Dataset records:

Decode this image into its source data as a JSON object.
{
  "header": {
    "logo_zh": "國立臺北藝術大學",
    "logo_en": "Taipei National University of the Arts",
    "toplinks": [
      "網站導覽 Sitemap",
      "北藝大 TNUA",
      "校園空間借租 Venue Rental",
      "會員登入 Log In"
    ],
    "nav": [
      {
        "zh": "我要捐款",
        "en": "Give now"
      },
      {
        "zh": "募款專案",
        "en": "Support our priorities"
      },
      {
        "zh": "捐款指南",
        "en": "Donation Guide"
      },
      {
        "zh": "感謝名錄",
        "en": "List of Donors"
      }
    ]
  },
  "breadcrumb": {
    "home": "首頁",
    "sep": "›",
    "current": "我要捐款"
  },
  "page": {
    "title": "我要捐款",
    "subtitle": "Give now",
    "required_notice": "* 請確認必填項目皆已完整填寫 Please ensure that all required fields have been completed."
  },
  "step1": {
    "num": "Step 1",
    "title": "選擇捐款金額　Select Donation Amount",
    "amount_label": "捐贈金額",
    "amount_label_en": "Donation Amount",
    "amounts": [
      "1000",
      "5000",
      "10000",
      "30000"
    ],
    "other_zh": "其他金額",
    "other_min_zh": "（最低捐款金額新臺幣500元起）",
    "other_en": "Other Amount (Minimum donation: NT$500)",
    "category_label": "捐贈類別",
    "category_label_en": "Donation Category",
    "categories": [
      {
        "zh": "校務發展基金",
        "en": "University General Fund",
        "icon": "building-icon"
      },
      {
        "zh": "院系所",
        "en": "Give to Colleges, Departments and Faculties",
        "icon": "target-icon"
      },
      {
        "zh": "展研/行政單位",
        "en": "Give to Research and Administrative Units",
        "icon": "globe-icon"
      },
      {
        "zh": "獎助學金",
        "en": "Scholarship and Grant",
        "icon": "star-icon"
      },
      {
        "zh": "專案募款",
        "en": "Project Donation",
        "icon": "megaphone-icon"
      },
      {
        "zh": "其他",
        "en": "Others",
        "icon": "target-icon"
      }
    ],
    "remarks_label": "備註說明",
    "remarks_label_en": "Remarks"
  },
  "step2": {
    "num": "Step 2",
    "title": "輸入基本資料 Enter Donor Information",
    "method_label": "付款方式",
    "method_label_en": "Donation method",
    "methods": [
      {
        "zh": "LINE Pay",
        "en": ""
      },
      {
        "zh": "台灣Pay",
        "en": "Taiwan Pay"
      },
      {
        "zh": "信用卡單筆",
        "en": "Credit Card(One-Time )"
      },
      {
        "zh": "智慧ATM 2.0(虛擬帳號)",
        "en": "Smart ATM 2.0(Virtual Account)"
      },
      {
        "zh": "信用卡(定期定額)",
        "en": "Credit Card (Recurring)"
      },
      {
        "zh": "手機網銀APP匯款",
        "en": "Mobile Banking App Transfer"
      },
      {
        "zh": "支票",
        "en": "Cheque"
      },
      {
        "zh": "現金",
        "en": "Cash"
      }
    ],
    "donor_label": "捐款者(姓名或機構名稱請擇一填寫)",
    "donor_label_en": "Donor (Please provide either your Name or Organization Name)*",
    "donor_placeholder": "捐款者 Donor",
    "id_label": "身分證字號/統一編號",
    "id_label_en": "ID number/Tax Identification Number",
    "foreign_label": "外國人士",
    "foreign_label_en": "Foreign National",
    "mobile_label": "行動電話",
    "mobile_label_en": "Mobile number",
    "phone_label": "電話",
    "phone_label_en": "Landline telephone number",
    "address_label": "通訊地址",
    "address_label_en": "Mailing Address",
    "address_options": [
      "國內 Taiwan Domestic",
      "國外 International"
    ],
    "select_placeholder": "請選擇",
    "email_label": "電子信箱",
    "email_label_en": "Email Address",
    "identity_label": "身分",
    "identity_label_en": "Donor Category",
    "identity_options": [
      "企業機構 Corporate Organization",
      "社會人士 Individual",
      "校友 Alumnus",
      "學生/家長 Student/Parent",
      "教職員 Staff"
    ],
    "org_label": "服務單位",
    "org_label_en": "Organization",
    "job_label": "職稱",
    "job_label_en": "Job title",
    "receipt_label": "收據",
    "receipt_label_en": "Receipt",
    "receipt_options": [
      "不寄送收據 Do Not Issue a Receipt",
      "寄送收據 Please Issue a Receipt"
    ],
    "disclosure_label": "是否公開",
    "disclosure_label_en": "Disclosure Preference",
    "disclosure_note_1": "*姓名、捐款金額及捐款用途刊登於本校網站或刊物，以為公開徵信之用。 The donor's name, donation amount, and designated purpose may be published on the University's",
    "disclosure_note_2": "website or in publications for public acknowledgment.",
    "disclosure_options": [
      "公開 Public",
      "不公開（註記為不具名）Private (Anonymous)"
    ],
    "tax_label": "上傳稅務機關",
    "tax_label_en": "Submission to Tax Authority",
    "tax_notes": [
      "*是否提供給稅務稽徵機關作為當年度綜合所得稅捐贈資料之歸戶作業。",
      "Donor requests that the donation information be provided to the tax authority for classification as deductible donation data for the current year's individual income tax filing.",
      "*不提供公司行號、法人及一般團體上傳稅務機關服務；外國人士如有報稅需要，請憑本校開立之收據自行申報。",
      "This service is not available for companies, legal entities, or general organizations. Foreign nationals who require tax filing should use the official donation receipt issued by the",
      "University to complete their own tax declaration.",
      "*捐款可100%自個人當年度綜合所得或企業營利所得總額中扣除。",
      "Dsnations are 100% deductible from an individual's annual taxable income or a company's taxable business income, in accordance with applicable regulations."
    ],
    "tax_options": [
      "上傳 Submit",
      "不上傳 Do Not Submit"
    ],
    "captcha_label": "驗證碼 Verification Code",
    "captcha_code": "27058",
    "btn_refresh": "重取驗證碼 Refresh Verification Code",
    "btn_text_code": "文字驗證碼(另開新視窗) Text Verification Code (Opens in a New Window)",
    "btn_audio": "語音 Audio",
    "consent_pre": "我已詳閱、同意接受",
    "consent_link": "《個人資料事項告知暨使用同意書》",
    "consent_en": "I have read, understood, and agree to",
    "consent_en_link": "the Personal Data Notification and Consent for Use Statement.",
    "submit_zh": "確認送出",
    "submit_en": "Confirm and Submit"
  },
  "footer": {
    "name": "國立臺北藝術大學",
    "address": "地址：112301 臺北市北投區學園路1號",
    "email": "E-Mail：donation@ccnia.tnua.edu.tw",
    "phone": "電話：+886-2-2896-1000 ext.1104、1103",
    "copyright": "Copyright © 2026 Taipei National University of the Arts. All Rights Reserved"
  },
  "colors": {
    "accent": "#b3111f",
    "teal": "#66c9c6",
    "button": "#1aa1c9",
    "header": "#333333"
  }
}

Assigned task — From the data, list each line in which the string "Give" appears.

Result of this task —
        "en": "Give now"
    "subtitle": "Give now",
        "en": "Give to Colleges, Departments and Faculties",
        "en": "Give to Research and Administrative Units",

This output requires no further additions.